Bre’Asia Powell was a loving daughter, a star athlete who played basketball and volleyball and an outstanding student who would have been a junior this fall at Benjamin E. Mays High School. Instead, her family is hoping to organize a candlelight vigil there after Bre’Asia was fatally shot at a large gathering outside the school early Sunday. She was 16.
“Her mother, who is my dear friend, an amazing woman, is absolutely devastated,” said family spokesperson Davida Huntley. “Her mother wants the world to know her daughter’s name. Her words over and over have been, ‘They took my superstar from me.”
Atlanta police responded at around 2:30 a.m. Sunday and found two teens had been shot outside the school, where an unauthorized gathering had taken place. The other shooting victim was taken to a hospital and was in stable condition.
“It was a tragic event that unfortunately is not new to us,” Huntley said, referring to the scourge of gun violence affecting young people. Between 2019 and 2021, the number of children and teens killed by bullets increased 50% in the United States, according to a Pew Research Center study. The majority of gun deaths among children were homicides, the study found.
“We’re not special in this,” Huntley said. “Unfortunately, Bre’Asia paid the ultimate cost at an event where she was being a teenager who was out of the house, unbeknownst to her mom.”
Mayor Andre Dickens, who attended Mays High School as a youngster, said during a Sunday news conference he’d spoken to the mothers of both of the teens shot at the gathering.
“We are always heartbroken when anyone loses their life in our city but especially when it’s a young person the day after school lets out,” he said. “So we’re calling on parents, calling on young people and we’re calling on the community to continue to wrap their arms around our youth today.”
Funeral arrangements are pending.
“She was the most popular kid,” Huntley said. “She was a super smart, beautiful, charismatic girl. The life of the party. We will make sure her legacy will live on.”
Bre’Asia was able to speak after the shooting and unlocked her cell phone so her friends could summon help, Huntley said.
“Call my mom. I’ve been shot,” she said, Huntley was told. “Her friends attempted to apply pressure to her wounds. She said, ‘I’m good. I’m a fighter.’”
Bre’Asia’s mother dialed 911 but was initially disconnected, Huntley said.
“She said, ‘They could have saved my baby,’” she said.

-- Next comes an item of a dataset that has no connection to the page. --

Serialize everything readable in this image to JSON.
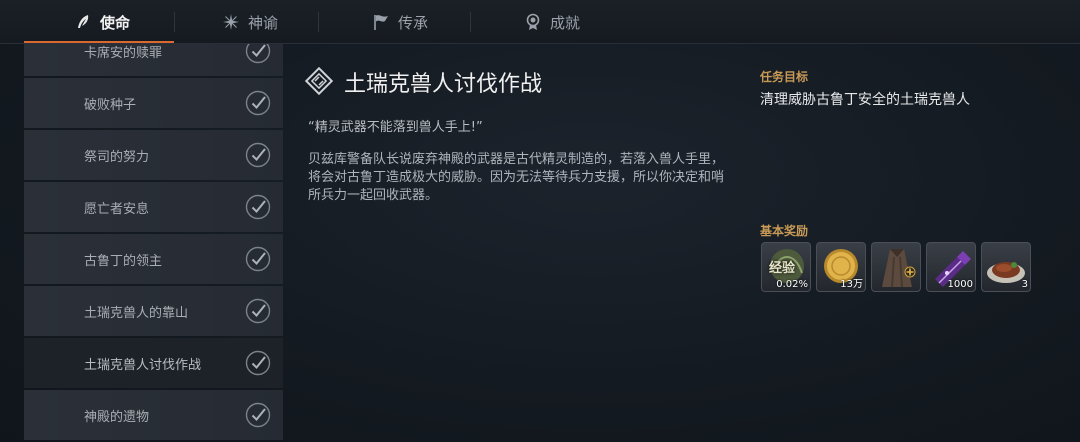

The teen was to start working for the city of Atlanta Tuesday in its summer youth employment program.
“This young lady was full of life,” Dickens said.
Atlanta Public Schools Superintendent Lisa Herring said a crisis team would be on campus Tuesday. Atlanta police Homicide Commander Lt. Andrew Smith said the Crime Stoppers reward for information in the fatal shooting is $10,000.
“It’s just a complete jolt to our community that she’s gone so soon,” Huntley said. “How do you come back from this?”